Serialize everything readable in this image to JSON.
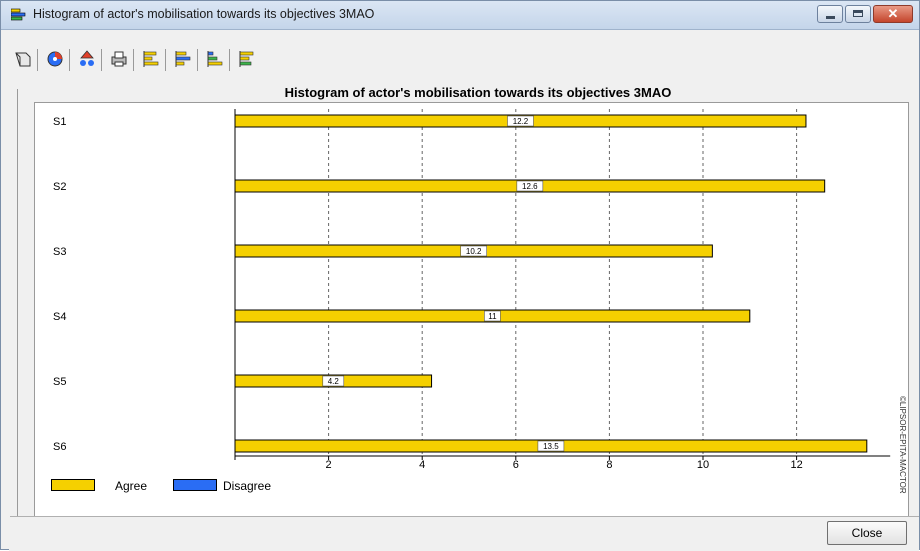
{
  "window": {
    "title": "Histogram of actor's mobilisation towards its objectives 3MAO",
    "close_label": "Close"
  },
  "toolbar": {
    "buttons": [
      "copy-icon",
      "color-palette-icon",
      "filter-icon",
      "print-icon",
      "bar-chart-icon",
      "bar-chart-alt-icon",
      "sorted-bar-chart-icon",
      "bar-chart-options-icon"
    ]
  },
  "colors": {
    "agree": "#f5d000",
    "disagree": "#2a6df4"
  },
  "copyright": "©LIPSOR-EPITA-MACTOR",
  "chart_data": {
    "type": "bar",
    "orientation": "horizontal",
    "title": "Histogram of actor's mobilisation towards its objectives 3MAO",
    "categories": [
      "S1",
      "S2",
      "S3",
      "S4",
      "S5",
      "S6"
    ],
    "series": [
      {
        "name": "Agree",
        "values": [
          12.2,
          12.6,
          10.2,
          11,
          4.2,
          13.5
        ]
      },
      {
        "name": "Disagree",
        "values": [
          0,
          0,
          0,
          0,
          0,
          0
        ]
      }
    ],
    "data_labels": [
      "12.2",
      "12.6",
      "10.2",
      "11",
      "4.2",
      "13.5"
    ],
    "xlim": [
      0,
      14
    ],
    "x_ticks": [
      2,
      4,
      6,
      8,
      10,
      12
    ],
    "grid": "vertical dashed",
    "legend_position": "bottom-left"
  }
}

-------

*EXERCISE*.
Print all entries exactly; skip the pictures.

*EXERCISE SOLUTION*.
Serialize everything readable in this image to JSON.
{
  "window": {
    "title": "Histogram of actor's mobilisation towards its objectives 3MAO",
    "close_label": "Close"
  },
  "toolbar": {
    "buttons": [
      "copy-icon",
      "color-palette-icon",
      "filter-icon",
      "print-icon",
      "bar-chart-icon",
      "bar-chart-alt-icon",
      "sorted-bar-chart-icon",
      "bar-chart-options-icon"
    ]
  },
  "colors": {
    "agree": "#f5d000",
    "disagree": "#2a6df4"
  },
  "copyright": "©LIPSOR-EPITA-MACTOR",
  "chart_data": {
    "type": "bar",
    "orientation": "horizontal",
    "title": "Histogram of actor's mobilisation towards its objectives 3MAO",
    "categories": [
      "S1",
      "S2",
      "S3",
      "S4",
      "S5",
      "S6"
    ],
    "series": [
      {
        "name": "Agree",
        "values": [
          12.2,
          12.6,
          10.2,
          11,
          4.2,
          13.5
        ]
      },
      {
        "name": "Disagree",
        "values": [
          0,
          0,
          0,
          0,
          0,
          0
        ]
      }
    ],
    "data_labels": [
      "12.2",
      "12.6",
      "10.2",
      "11",
      "4.2",
      "13.5"
    ],
    "xlim": [
      0,
      14
    ],
    "x_ticks": [
      2,
      4,
      6,
      8,
      10,
      12
    ],
    "grid": "vertical dashed",
    "legend_position": "bottom-left"
  }
}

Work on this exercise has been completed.